Another revelation of the THISDAY investigative report is that while Dangote Group stated that it has invested around N35 billion in integrated sugar production and Flour Mills noted that it has invested above N18 billion there was no figure for BUA Group, indicating that probably no significant investment has been made.
Apparently confirming BUA’s failure to measure up with the objective of ending sugar importation into the country by 2020, the Executive Secretary of the Sugar industry regulatory agency, NSDC, Dr. Latif Busari, noted: For BUA Group, development of Lafiagi Sugar Estate, the BIP site of BUA Sugar Refinery, while not at same pace as the others, is expected to accelerate in 2016. The company is ramping up its seed multiplication nursery pending the outcome of its site feasibility study which is being handled by a reputable UK company called Booker Tate.”
According to the report, the General Manager for BUA Sugar Company, Lafiagi, Mr. Samuel Yisaku and the Group Head, BUA Agribusiness, Mr. Mario de Matos, however put up a spirited explanation of their failure to keep pace with other operators, stressing that the company was running its own BIP programme exactly as agreed with the NSDC and so was not lagging behind any other company.
According to quotes from the THISDAY report however, the BUA executives inadvertently admitted that their company might certainly not meet the Nigeria Sugar Master Plan’s aim of ending sugar importation by 2020.

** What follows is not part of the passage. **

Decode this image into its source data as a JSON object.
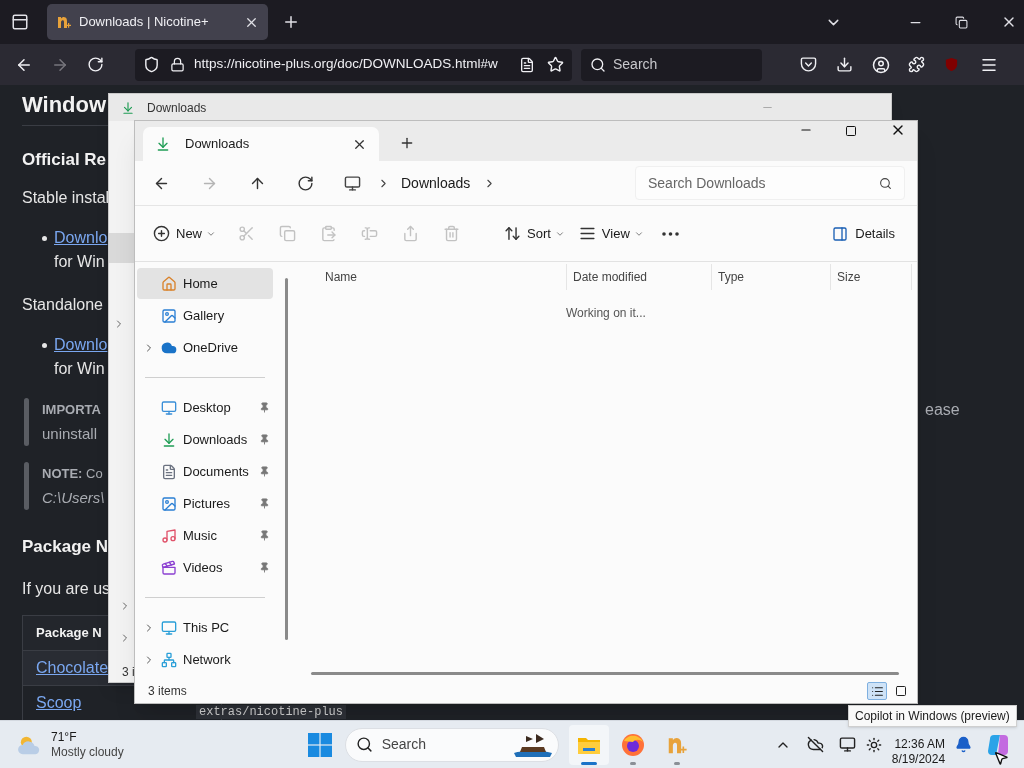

In the report, the company’s executives;Yisaku, Matos and the spokesman Otega Ogra Yisaku, stressed that BUA was working to attain reasonable integrated cane processing in the next three to four years and swing to full capacity production around 2024, which violates the overall objective of the 2020 NSDC deadline.